Australian actor Hugh Jackman (right) and British actor Patrick Stewart wave during a press conference for their first Asia movie premiere of Logan in Taipei.PHOTO: EPA

TAIPEI - New X-Men film Logan will mark the end of the road for not just Australian film star Hugh Jackman as the eponymous mutant superhero, but also for acclaimed British thespian Sir Patrick Stewart as his mentor and father figure, the powerful psychic Professor Charles Xavier.

At a press conference in Taipei on Feb 28, Stewart, 76, said he, too, made the decision to leave the franchise recently, after watching the film premiere with Jackman, 48, in Berlin last month.

"Experiencing the emotional impact of the end of our movie while the credits rolled, I knew there would be no more perfect way to say goodbye to this franchise than Logan. By the time the credits were over, I had made my decision."

In Logan, which opens in Singapore on March 2, Jackman plays an ageing, weakened version of his iconic character Wolverine in a near-future America, where mutants like him have nearly vanished.

Working as a driver for hire on the dangerous Mexican border, he cares for the ailing Professor X, whose psychic powers have spiralled out of control as age erodes his extraordinary mind.

They are forced to go on the run after mysterious young mutant, Laura, enters their lives with a villainous corporation in pursuit. Laura, who is played by 11-year-old newcomer Dafne Keen, takes after Logan in more ways than one.

Stewart apologised that his health had not allowed him to attend a red carpet event on Feb 27, where 10,000 fans packed the space outside Taipei 101 for the chance to meet him and Jackman.

He said: "I am not Charles Xavier. He is much older than me and very frail - he is unwell. However, last night I suffered a setback entirely due to the travelling and the 19-hour journey from New York to Taipei. I was so disappointed not to see everyone last night, but there was nothing I could do. If you had seen me, it would not have been a happy sight."

Jackman, who in Stewart's absence had spent the evening working the crowd and also eating Taiwanese street food such as smelly tofu and chicken hearts, joked that theirreplacements in the franchise might have been in the crowd.

"There was an entire section of people dressed as Charles Xavier and Logan. I think there will be a lot of people who will be able to take over fromus. They were literally auditioning for us last night."

Stewart asked if they had shaved their heads, to which Jackman responded that they had - not just the male fans, but a woman too.

Jackman has spent 17 years and nine films wearing Logan's claws, but announced he would be sheathing them after this film. He and Stewart started working together on the set of X-Men (2000).

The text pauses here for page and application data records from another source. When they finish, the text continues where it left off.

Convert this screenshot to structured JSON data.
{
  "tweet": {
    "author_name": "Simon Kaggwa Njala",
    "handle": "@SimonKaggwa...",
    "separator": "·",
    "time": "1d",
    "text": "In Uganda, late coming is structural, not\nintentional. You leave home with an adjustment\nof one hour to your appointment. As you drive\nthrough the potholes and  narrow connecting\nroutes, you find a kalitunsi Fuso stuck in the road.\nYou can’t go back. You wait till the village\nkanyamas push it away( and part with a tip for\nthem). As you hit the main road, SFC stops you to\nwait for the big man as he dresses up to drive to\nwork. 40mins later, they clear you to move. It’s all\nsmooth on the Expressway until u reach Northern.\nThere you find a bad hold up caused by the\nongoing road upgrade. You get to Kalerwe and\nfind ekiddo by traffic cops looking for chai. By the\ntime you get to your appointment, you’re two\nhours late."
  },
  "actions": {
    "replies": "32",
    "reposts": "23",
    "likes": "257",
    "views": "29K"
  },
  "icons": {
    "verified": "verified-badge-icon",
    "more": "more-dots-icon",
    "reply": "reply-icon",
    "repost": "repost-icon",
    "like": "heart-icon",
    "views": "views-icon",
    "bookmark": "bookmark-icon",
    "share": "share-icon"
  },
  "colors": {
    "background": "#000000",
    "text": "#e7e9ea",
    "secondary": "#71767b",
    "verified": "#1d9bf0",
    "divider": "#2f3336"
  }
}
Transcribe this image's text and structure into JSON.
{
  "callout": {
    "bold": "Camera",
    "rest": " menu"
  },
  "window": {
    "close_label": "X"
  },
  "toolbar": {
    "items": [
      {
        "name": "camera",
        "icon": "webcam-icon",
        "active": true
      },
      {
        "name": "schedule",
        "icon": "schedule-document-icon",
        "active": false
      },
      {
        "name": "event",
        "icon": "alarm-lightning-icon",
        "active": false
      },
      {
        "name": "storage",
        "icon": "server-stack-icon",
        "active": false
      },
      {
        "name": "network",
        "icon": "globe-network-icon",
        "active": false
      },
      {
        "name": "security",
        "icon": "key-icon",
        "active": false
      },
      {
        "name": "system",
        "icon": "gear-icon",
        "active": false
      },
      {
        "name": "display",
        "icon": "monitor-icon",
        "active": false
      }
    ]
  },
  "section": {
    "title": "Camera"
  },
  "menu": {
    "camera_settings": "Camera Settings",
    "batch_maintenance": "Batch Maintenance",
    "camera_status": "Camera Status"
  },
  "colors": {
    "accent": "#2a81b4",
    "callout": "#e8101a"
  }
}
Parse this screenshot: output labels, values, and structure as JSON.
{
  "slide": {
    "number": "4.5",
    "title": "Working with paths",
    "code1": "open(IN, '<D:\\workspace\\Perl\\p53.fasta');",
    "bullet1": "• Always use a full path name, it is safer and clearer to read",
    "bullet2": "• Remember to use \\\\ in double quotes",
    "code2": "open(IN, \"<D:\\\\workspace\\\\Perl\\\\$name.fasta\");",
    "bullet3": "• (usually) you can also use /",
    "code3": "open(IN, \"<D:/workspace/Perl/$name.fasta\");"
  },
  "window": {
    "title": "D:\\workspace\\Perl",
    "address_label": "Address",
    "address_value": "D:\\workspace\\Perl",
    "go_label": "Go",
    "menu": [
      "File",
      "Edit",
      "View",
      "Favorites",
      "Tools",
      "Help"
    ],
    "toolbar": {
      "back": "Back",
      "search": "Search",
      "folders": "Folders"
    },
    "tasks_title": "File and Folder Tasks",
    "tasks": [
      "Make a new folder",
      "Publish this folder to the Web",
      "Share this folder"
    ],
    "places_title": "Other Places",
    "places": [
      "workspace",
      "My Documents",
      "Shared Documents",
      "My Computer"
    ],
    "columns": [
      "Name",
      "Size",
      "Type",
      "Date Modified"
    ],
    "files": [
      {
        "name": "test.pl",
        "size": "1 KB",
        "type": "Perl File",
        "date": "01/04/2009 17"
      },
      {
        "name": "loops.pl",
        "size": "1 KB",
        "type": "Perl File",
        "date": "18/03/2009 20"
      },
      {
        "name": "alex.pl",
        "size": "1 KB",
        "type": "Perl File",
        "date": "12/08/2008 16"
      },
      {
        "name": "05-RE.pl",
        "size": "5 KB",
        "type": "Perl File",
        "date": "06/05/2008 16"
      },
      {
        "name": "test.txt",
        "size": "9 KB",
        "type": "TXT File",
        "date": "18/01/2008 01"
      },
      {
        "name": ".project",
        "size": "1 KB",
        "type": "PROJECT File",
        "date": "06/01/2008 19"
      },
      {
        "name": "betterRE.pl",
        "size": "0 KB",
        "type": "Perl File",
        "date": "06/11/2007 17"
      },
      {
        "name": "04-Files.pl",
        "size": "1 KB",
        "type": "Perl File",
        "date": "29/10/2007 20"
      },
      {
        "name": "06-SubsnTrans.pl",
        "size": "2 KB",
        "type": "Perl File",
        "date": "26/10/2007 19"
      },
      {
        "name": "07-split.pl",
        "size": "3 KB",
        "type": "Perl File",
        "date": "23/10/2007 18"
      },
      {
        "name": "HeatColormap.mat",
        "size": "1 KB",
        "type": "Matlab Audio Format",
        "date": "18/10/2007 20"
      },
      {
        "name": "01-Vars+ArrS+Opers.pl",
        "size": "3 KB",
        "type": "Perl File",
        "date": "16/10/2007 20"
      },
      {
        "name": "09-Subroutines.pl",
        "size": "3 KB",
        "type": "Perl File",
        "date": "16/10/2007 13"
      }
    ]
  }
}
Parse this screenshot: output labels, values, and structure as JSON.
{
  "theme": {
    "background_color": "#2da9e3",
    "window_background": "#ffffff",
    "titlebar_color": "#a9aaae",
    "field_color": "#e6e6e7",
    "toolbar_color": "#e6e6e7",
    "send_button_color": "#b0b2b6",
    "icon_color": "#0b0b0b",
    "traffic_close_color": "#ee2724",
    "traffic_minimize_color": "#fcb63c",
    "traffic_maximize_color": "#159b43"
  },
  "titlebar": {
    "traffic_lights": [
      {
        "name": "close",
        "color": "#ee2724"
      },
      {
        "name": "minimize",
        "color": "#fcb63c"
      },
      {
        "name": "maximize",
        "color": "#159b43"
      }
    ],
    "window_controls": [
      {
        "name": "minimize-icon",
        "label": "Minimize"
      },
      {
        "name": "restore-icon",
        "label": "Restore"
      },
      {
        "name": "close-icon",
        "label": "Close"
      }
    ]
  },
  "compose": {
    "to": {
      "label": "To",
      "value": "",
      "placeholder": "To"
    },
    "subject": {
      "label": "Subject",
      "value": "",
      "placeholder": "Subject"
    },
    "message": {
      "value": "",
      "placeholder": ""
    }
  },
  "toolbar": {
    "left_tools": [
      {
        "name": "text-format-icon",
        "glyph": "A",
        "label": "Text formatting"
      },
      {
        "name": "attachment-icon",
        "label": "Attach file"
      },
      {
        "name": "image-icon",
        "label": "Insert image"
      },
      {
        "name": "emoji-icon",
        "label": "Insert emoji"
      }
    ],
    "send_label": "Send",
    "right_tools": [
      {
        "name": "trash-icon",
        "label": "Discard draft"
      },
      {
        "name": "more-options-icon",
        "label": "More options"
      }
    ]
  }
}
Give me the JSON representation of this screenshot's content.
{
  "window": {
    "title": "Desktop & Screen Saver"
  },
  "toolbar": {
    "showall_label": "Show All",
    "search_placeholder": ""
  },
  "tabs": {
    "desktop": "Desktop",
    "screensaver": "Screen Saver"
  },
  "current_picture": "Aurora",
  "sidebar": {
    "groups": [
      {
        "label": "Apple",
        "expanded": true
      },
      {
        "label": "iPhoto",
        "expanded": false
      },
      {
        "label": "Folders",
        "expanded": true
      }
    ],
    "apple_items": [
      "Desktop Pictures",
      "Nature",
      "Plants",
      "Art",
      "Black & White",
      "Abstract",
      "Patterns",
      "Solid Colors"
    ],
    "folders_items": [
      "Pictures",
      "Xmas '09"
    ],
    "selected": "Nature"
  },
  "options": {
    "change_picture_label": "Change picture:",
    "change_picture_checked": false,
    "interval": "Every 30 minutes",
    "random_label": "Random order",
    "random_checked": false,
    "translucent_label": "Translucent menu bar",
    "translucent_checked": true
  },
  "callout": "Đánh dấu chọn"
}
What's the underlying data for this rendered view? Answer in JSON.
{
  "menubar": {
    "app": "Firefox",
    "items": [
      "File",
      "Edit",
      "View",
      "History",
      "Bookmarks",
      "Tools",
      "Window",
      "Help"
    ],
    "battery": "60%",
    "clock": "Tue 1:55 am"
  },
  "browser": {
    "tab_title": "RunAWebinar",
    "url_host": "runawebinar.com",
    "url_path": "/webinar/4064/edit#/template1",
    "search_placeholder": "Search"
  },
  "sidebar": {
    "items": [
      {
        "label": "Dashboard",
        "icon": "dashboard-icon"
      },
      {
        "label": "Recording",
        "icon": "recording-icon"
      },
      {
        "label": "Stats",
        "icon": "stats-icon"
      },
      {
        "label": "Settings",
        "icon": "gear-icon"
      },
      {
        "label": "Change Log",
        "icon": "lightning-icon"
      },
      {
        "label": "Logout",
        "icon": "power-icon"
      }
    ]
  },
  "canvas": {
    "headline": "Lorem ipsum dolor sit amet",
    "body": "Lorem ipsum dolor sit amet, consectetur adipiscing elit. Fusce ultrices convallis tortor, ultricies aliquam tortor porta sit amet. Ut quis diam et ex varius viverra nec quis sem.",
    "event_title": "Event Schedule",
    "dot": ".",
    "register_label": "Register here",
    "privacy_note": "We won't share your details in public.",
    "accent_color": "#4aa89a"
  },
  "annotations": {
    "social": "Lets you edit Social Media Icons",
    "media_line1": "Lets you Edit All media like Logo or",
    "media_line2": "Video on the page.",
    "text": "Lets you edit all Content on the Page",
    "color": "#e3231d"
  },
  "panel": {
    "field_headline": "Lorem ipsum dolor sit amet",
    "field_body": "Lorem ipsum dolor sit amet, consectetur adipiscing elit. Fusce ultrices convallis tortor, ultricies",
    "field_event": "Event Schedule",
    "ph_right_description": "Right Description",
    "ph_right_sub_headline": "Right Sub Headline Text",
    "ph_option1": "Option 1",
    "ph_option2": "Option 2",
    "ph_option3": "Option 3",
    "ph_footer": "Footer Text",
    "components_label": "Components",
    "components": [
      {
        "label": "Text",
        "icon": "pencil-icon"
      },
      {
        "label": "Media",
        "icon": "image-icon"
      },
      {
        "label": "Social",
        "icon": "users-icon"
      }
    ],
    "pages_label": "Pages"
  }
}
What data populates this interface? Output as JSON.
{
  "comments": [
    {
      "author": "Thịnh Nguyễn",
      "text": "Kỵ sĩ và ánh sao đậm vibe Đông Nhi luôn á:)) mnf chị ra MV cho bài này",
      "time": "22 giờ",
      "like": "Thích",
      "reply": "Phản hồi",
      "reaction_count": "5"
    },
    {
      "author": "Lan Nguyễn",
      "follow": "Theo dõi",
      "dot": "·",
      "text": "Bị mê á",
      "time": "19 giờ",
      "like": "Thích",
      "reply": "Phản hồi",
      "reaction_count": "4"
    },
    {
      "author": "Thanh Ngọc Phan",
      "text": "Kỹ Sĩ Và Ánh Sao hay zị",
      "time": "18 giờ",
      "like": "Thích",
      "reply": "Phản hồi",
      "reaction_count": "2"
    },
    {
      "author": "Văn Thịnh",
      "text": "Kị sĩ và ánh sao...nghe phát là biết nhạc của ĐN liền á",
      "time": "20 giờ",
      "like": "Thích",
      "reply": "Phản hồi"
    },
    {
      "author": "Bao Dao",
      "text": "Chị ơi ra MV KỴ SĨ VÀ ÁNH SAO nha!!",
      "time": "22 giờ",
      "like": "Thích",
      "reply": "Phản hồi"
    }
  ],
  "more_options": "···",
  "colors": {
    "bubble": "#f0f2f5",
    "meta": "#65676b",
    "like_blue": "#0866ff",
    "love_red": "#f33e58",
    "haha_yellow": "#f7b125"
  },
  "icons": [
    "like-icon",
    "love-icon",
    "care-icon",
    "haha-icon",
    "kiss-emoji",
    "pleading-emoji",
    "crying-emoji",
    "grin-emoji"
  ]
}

Asked if he has his eye on a successor in the way Scottish actor James McAvoy has stepped into the role of a younger Charles Xavier, he said: "Somewhere in this movie, you see the boots of Wolverine being filled in a most unusual and unexpected way.

"If Logan was to fight Laura in this film, I'm pretty sure Laura would win."